Pipefishes feed on small living crustaceans (Gronell 1983).
Marine bioregional plans have been developed for four of Australia's marine regions - South-west, North-west, North and Temperate East. Marine Bioregional Plans will help improve the way decisions are made under the EPBC Act, particularly in relation to the protection of marine biodiversity and the sustainable use of our oceans and their resources by our marine-based industries. Marine Bioregional Plans improve our understanding of Australia's oceans by presenting a consolidated picture of the biophysical characteristics and diversity of marine life. They describe the marine environment and conservation values of each marine region, set out broad biodiversity objectives, identify regional priorities and outline strategies and actions to address these priorities. Click here for more information about marine bioregional plans.
The Pacific short-bodied pipefish has been identified as a conservation value in the North (DSEWPaC 2012x) and North-west (DSEWPaC 2012y) marine regions. The "species group report card - bony fishes" for the North (DSEWPaC 2012x) and North-west (DSEWPaC 2012y) marine regions provide additional information.
No threats data available.
Australian Fish Collection Records (undated). Collation of records from Australian Fish Collections.
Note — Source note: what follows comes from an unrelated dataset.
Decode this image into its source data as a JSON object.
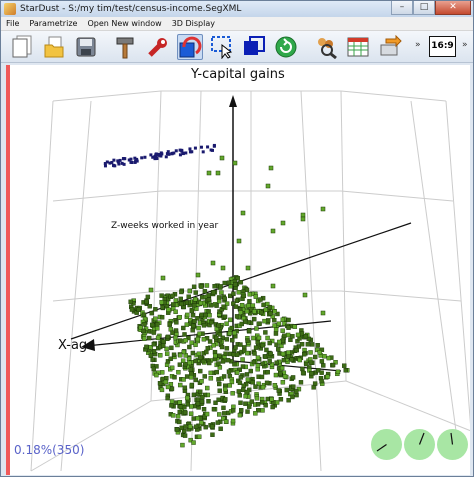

Dawson, C.E. (1976). Review of the Indo-Pacific pipefish genus Choeroichthys (Pisces: Syngnathidae), with descriptions of two new species. Proceedings of the Biological Society of Washington. 89(3):39-66.
Dawson, C.E. (1985). Indo-Pacific Pipefishes (Red Sea to the Americas). Page(s) 230. Gulf Coast Research Lab., Mississippi, USA.
Gronell, A.M. (1983). Pipefishes - seahorses of a different sort. Tropical Fish Hobbyist. 31(11):26-32.
Kuiter, R.H. (2000). Seahorses, Pipefishes and Their Relatives. A Comprehensive Guide to Syngnathiformes. Page(s) 240. TMC Publishing, UK.
Paxton, J.R., D.F. Hoese, G.R. Allen & J.E. Hanley (1989). Pisces. In: Walton, D.W., ed. Zoological Catalogue of Australia. 7. Canberra: AGPS.
Senou, H. & A. Ono (1998). Two rare syngnathid, Choeroichthys brachysoma and Cosmocampus banneri, from the Ryukyu Islands. I.O.P. Diving News. 9(1):4-6.
Smith, J.L.B. (1963). Fishes of the family Syngnathidae from the Red Sea and the Western Indian Ocean. Ichthyological Bulletin. 27:515-543.
This database is designed to provide statutory, biological and ecological information on species and ecological communities, migratory species, marine species, and species and species products subject to international trade and commercial use protected under the Environment Protection and Biodiversity Conservation Act 1999 (the EPBC Act). It has been compiled from a range of sources including listing advice, recovery plans, published literature and individual experts. While reasonable efforts have been made to ensure the accuracy of the information, no guarantee is given, nor responsibility taken, by the Commonwealth for its accuracy, currency or completeness. The Commonwealth does not accept any responsibility for any loss or damage that may be occasioned directly or indirectly through the use of, or reliance on, the information contained in this database. The information contained in this database does not necessarily represent the views of the Commonwealth. This database is not intended to be a complete source of information on the matters it deals with. Individuals and organisations should consider all the available information, including that available from other sources, in deciding whether there is a need to make a referral or apply for a permit or exemption under the EPBC Act.
Citation: Department of the Environment (2013). Choeroichthys brachysoma in Species Profile and Threats Database, Department of the Environment, Canberra. Available from: http://www.environment.gov.au/sprat. Accessed Mon, 9 Dec 2013 22:47:22 +1100.